The Email Review Committee, led by College of Engineering Dean Enrique Lavernia, was formed in late September. Siegel asked the committee to "openly and transparently" assess what happened, and the group started meeting in October.
Its 186-page report recommends improvements in various areas. The preliminary response from IET management describes several ways that IET has already begun to address those ideas, including steps to strengthen the existing quality assurance and quality control process--using, among other things, a software tool IET had already purchased.
The report also asks IET to review the staffing and organization of the Data Center, and to ensure that it has enough resources.

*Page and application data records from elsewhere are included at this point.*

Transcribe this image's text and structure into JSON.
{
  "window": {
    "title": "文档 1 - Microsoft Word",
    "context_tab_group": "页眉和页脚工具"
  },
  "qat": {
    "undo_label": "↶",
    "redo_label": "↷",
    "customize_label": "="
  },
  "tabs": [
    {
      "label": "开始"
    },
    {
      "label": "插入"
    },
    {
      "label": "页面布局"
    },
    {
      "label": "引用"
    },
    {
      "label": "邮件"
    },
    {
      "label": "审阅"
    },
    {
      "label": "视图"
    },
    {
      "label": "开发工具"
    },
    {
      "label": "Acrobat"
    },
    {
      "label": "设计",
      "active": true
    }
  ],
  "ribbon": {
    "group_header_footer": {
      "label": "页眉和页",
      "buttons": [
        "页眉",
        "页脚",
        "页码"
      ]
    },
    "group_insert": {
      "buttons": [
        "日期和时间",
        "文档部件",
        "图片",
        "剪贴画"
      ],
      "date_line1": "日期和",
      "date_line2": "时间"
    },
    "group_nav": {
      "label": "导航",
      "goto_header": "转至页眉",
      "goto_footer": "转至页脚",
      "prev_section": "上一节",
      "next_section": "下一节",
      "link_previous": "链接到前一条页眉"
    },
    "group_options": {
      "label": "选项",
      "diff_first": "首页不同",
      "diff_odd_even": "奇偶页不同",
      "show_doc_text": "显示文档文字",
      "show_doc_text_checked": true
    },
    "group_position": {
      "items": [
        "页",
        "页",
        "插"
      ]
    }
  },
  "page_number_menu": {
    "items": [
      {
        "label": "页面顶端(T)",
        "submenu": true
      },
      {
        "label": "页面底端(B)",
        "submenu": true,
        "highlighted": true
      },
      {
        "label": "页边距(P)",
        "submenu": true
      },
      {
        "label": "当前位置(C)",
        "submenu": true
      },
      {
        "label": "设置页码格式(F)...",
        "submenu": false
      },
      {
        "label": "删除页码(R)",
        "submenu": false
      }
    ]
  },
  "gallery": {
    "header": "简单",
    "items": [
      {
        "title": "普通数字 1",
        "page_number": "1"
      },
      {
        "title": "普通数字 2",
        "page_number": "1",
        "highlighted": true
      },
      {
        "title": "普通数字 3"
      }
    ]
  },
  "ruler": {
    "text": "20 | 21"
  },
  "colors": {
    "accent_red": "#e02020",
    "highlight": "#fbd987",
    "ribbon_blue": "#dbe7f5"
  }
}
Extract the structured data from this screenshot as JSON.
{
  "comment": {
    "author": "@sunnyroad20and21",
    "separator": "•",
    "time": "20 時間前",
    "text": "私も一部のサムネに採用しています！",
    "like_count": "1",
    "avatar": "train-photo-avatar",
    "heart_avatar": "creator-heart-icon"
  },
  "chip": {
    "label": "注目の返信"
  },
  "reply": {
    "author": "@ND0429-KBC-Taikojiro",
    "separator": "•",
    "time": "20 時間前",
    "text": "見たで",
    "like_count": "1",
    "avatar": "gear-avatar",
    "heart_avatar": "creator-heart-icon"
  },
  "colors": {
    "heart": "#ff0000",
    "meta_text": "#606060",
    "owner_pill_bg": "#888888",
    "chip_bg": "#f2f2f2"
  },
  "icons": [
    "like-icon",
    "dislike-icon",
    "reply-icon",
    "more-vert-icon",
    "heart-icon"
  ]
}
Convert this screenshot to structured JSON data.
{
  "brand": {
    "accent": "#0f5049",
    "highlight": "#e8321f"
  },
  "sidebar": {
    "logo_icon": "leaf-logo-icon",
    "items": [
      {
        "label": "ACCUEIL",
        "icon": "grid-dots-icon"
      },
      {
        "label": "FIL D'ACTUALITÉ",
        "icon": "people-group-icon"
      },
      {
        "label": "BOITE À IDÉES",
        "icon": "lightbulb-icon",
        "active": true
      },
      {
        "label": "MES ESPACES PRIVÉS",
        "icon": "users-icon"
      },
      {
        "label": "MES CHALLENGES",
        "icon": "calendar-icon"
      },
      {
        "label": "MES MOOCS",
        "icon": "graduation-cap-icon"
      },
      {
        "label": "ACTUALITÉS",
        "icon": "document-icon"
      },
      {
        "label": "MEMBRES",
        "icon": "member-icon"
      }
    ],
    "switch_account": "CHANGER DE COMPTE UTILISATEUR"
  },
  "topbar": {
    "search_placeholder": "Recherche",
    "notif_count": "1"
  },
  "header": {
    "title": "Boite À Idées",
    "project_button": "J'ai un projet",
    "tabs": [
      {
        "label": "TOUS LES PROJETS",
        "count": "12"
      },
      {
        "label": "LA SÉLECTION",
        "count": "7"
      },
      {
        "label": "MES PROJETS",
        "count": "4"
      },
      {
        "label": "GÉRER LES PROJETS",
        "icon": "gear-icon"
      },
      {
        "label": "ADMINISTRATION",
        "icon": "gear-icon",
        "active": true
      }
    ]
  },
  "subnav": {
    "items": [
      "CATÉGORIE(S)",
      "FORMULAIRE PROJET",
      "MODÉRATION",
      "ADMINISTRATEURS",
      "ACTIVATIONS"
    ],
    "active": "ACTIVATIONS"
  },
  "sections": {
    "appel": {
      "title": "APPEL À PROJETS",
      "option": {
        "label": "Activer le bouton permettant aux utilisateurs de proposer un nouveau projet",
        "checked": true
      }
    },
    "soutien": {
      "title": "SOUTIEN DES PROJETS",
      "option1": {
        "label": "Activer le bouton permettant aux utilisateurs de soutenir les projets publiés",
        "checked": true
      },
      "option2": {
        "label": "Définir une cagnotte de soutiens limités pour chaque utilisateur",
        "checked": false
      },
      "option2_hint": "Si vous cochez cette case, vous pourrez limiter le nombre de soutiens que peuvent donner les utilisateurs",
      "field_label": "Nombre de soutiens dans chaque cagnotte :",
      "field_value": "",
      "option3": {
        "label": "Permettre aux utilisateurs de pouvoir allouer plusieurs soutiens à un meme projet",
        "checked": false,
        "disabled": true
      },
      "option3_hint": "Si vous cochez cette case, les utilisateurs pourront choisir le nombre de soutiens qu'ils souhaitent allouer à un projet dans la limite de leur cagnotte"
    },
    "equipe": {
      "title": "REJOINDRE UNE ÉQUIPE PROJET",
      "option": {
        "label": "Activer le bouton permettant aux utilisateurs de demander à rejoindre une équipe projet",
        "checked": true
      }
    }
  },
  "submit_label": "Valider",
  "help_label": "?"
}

IET has begun that review, and "very much appreciates the support for ensuring that adequate staff resources are available and properly organized to meet campus needs," the preliminary response says. The Data Center hosts more than 70 services representing about 800 systems.
IET's response also "recognizes the need for additional project management resources to better manage the implementation of new services and changes to current services."
The value of the review extends beyond the specific email failure in at least two important ways, Siegel added in his memo:
--It suggests that serious effort is needed from vendors and customers to ensure responsive and timely support for systems--specifically in regards to "community source" software, an increasingly common type of non-commercial software.
--And the review shows that collaborations between administrative units and faculty experts can produce significant benefits. The advantages come after the fact this time, Siegel wrote, but heeding the report's ideas when a project is being planned or set up should produce even greater benefits.
"The review was extremely beneficial," said Morna Mellor, director of the Data Center and Client Services for IET. "The engagement was positive, gave us tremendous feedback, and also reinforced that we had done a lot of things right."
"We very much appreciated the process," she said. "We would like to use it again, and encourage others on campus to consider it as well."
Siegel said he and IET "look forward to w orking closely with our campus colleagues as we implement the action steps outlined as a result of this review." Look for updates here.